Exercise instructions: Print out the whole listing below exactly as it is written.

───

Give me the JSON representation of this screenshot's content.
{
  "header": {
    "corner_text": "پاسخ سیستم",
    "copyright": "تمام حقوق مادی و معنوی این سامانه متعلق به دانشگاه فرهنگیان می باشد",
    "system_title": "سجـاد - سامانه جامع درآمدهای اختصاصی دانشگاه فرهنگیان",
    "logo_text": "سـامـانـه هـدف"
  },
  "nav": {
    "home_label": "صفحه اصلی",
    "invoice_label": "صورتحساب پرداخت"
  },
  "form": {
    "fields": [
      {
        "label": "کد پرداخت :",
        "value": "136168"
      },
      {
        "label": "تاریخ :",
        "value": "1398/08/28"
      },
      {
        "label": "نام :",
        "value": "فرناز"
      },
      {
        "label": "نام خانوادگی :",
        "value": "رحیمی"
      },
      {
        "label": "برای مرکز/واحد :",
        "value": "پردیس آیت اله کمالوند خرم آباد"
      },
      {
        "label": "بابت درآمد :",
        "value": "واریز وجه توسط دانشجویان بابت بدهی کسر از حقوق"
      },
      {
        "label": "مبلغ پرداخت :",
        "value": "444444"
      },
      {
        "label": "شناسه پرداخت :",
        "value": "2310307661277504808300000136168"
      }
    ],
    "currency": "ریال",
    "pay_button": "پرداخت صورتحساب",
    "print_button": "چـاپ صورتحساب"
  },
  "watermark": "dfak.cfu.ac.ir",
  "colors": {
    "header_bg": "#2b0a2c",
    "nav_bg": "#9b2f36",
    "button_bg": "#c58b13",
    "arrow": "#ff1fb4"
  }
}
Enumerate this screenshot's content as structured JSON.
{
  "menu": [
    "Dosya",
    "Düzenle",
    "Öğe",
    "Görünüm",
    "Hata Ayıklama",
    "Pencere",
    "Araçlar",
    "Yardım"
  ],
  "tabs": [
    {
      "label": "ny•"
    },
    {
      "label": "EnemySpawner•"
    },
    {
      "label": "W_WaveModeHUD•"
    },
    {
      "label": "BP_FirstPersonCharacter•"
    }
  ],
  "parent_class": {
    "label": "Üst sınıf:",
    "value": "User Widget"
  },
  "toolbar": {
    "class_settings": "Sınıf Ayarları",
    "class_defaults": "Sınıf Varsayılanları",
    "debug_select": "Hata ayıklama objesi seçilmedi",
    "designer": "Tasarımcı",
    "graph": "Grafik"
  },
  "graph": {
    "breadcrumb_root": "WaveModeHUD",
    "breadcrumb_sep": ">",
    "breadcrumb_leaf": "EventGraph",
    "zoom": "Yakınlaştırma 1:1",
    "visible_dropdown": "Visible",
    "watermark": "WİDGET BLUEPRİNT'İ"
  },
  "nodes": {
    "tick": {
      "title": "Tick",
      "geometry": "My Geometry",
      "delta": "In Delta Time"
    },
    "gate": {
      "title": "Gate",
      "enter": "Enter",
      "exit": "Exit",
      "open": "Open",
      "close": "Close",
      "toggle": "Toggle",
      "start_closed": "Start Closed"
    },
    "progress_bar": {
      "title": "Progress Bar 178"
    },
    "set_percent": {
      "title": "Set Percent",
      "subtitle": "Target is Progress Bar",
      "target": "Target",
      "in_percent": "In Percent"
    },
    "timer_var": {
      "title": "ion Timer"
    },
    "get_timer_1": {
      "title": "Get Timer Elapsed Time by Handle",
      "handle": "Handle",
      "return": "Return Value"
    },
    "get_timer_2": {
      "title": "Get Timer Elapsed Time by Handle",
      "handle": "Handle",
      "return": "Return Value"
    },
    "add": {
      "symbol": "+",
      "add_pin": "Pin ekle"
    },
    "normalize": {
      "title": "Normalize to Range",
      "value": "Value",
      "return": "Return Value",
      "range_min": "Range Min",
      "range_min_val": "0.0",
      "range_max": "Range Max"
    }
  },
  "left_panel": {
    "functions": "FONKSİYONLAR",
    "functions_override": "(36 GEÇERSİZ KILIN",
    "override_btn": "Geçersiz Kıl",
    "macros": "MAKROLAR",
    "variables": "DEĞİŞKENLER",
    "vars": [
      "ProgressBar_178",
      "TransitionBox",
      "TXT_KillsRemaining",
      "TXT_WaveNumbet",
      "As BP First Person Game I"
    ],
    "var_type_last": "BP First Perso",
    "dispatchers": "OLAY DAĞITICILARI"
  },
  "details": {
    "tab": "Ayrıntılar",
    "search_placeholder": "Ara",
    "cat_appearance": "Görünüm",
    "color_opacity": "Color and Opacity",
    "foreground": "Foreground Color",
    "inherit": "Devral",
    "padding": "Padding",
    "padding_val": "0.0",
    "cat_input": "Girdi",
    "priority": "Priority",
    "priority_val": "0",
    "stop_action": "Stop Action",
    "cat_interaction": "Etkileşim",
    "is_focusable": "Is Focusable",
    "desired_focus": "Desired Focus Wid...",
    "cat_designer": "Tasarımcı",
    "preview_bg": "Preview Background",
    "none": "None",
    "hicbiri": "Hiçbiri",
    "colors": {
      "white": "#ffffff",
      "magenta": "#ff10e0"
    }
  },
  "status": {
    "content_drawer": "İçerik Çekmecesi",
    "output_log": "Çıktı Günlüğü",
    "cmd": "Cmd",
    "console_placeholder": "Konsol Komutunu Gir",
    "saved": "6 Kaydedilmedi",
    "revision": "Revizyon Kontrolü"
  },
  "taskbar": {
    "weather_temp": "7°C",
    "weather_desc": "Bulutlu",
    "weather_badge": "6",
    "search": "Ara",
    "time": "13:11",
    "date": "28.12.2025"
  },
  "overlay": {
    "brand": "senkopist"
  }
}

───

Written answer:
Give me the JSON representation of this screenshot's content.
{
  "header": {
    "corner_text": "پاسخ سیستم",
    "copyright": "تمام حقوق مادی و معنوی این سامانه متعلق به دانشگاه فرهنگیان می باشد",
    "system_title": "سجـاد - سامانه جامع درآمدهای اختصاصی دانشگاه فرهنگیان",
    "logo_text": "سـامـانـه هـدف"
  },
  "nav": {
    "home_label": "صفحه اصلی",
    "invoice_label": "صورتحساب پرداخت"
  },
  "form": {
    "fields": [
      {
        "label": "کد پرداخت :",
        "value": "136168"
      },
      {
        "label": "تاریخ :",
        "value": "1398/08/28"
      },
      {
        "label": "نام :",
        "value": "فرناز"
      },
      {
        "label": "نام خانوادگی :",
        "value": "رحیمی"
      },
      {
        "label": "برای مرکز/واحد :",
        "value": "پردیس آیت اله کمالوند خرم آباد"
      },
      {
        "label": "بابت درآمد :",
        "value": "واریز وجه توسط دانشجویان بابت بدهی کسر از حقوق"
      },
      {
        "label": "مبلغ پرداخت :",
        "value": "444444"
      },
      {
        "label": "شناسه پرداخت :",
        "value": "2310307661277504808300000136168"
      }
    ],
    "currency": "ریال",
    "pay_button": "پرداخت صورتحساب",
    "print_button": "چـاپ صورتحساب"
  },
  "watermark": "dfak.cfu.ac.ir",
  "colors": {
    "header_bg": "#2b0a2c",
    "nav_bg": "#9b2f36",
    "button_bg": "#c58b13",
    "arrow": "#ff1fb4"
  }
}
Enumerate this screenshot's content as structured JSON.
{
  "menu": [
    "Dosya",
    "Düzenle",
    "Öğe",
    "Görünüm",
    "Hata Ayıklama",
    "Pencere",
    "Araçlar",
    "Yardım"
  ],
  "tabs": [
    {
      "label": "ny•"
    },
    {
      "label": "EnemySpawner•"
    },
    {
      "label": "W_WaveModeHUD•"
    },
    {
      "label": "BP_FirstPersonCharacter•"
    }
  ],
  "parent_class": {
    "label": "Üst sınıf:",
    "value": "User Widget"
  },
  "toolbar": {
    "class_settings": "Sınıf Ayarları",
    "class_defaults": "Sınıf Varsayılanları",
    "debug_select": "Hata ayıklama objesi seçilmedi",
    "designer": "Tasarımcı",
    "graph": "Grafik"
  },
  "graph": {
    "breadcrumb_root": "WaveModeHUD",
    "breadcrumb_sep": ">",
    "breadcrumb_leaf": "EventGraph",
    "zoom": "Yakınlaştırma 1:1",
    "visible_dropdown": "Visible",
    "watermark": "WİDGET BLUEPRİNT'İ"
  },
  "nodes": {
    "tick": {
      "title": "Tick",
      "geometry": "My Geometry",
      "delta": "In Delta Time"
    },
    "gate": {
      "title": "Gate",
      "enter": "Enter",
      "exit": "Exit",
      "open": "Open",
      "close": "Close",
      "toggle": "Toggle",
      "start_closed": "Start Closed"
    },
    "progress_bar": {
      "title": "Progress Bar 178"
    },
    "set_percent": {
      "title": "Set Percent",
      "subtitle": "Target is Progress Bar",
      "target": "Target",
      "in_percent": "In Percent"
    },
    "timer_var": {
      "title": "ion Timer"
    },
    "get_timer_1": {
      "title": "Get Timer Elapsed Time by Handle",
      "handle": "Handle",
      "return": "Return Value"
    },
    "get_timer_2": {
      "title": "Get Timer Elapsed Time by Handle",
      "handle": "Handle",
      "return": "Return Value"
    },
    "add": {
      "symbol": "+",
      "add_pin": "Pin ekle"
    },
    "normalize": {
      "title": "Normalize to Range",
      "value": "Value",
      "return": "Return Value",
      "range_min": "Range Min",
      "range_min_val": "0.0",
      "range_max": "Range Max"
    }
  },
  "left_panel": {
    "functions": "FONKSİYONLAR",
    "functions_override": "(36 GEÇERSİZ KILIN",
    "override_btn": "Geçersiz Kıl",
    "macros": "MAKROLAR",
    "variables": "DEĞİŞKENLER",
    "vars": [
      "ProgressBar_178",
      "TransitionBox",
      "TXT_KillsRemaining",
      "TXT_WaveNumbet",
      "As BP First Person Game I"
    ],
    "var_type_last": "BP First Perso",
    "dispatchers": "OLAY DAĞITICILARI"
  },
  "details": {
    "tab": "Ayrıntılar",
    "search_placeholder": "Ara",
    "cat_appearance": "Görünüm",
    "color_opacity": "Color and Opacity",
    "foreground": "Foreground Color",
    "inherit": "Devral",
    "padding": "Padding",
    "padding_val": "0.0",
    "cat_input": "Girdi",
    "priority": "Priority",
    "priority_val": "0",
    "stop_action": "Stop Action",
    "cat_interaction": "Etkileşim",
    "is_focusable": "Is Focusable",
    "desired_focus": "Desired Focus Wid...",
    "cat_designer": "Tasarımcı",
    "preview_bg": "Preview Background",
    "none": "None",
    "hicbiri": "Hiçbiri",
    "colors": {
      "white": "#ffffff",
      "magenta": "#ff10e0"
    }
  },
  "status": {
    "content_drawer": "İçerik Çekmecesi",
    "output_log": "Çıktı Günlüğü",
    "cmd": "Cmd",
    "console_placeholder": "Konsol Komutunu Gir",
    "saved": "6 Kaydedilmedi",
    "revision": "Revizyon Kontrolü"
  },
  "taskbar": {
    "weather_temp": "7°C",
    "weather_desc": "Bulutlu",
    "weather_badge": "6",
    "search": "Ara",
    "time": "13:11",
    "date": "28.12.2025"
  },
  "overlay": {
    "brand": "senkopist"
  }
}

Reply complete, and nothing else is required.